So, I’ve been talking about really big issues – issues that are overwhelming in so many ways. Instead of being overwhelmed, I invite you to see if you can do one thing this week – take one action that flows directly out of your faith and confidence in God. Maybe it will be an act of compassion. Maybe you will tell someone else a story of the difference God’s love makes in your life, or maybe you will do some service for someone else.

You might write a letter to some leader about one of the Millenium Development Goals that we have been reading about each week in our bulletins. You might find out more about how you can help with the Gulf Coast mission trip that the youth will take in June. You might sign up for a half hour of the Interfaith Peace Prayer Vigil that will happen here in late March. You might pledge towards the Access fund, to help open the facilities of this church to those who are handicapped. You might decide to find out more about sandwich making for the Souper Center.

See what God lays on your heart and follow up with some action.

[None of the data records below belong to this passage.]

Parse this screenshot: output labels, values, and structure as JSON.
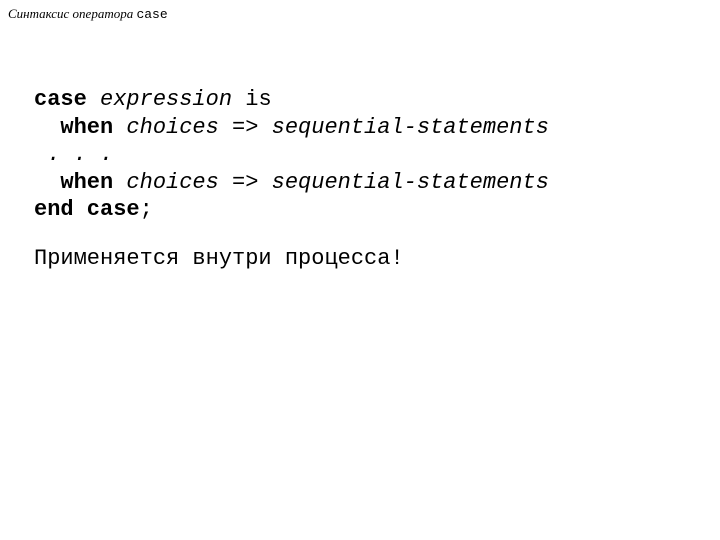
{
  "title": {
    "prefix": "Синтаксис оператора ",
    "keyword": "case"
  },
  "code": {
    "l1_kw": "case",
    "l1_expr": "expression",
    "l1_is": " is",
    "indent": "  ",
    "l2_kw": "when",
    "l2_rest": "choices => sequential-statements",
    "l3": " . . .",
    "l4_kw": "when",
    "l4_rest": "choices => sequential-statements",
    "l5_kw": "end case",
    "l5_semi": ";"
  },
  "note": "Применяется внутри процесса!"
}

Bear some small piece of fruit this week on behalf of God's kingdom of peace, justice and mercy.

The Rev. Linda Campbell

*Groundwork: Digging Deep for Growth and Change, Lent IIIC

Isaiah invites us:

Ho, everyone who thirsts, come to the waters;

And you that have no money, come, buy and eat!

Come, buy wine and milk without money and without price.

Why do you spend your money for that which is not bread,

And your labor for that which does not satisfy?

Listen carefully to me, and eat what is good, and delight yourselves in rich food.

Incline your ear, and come to me; listen, so that you may live.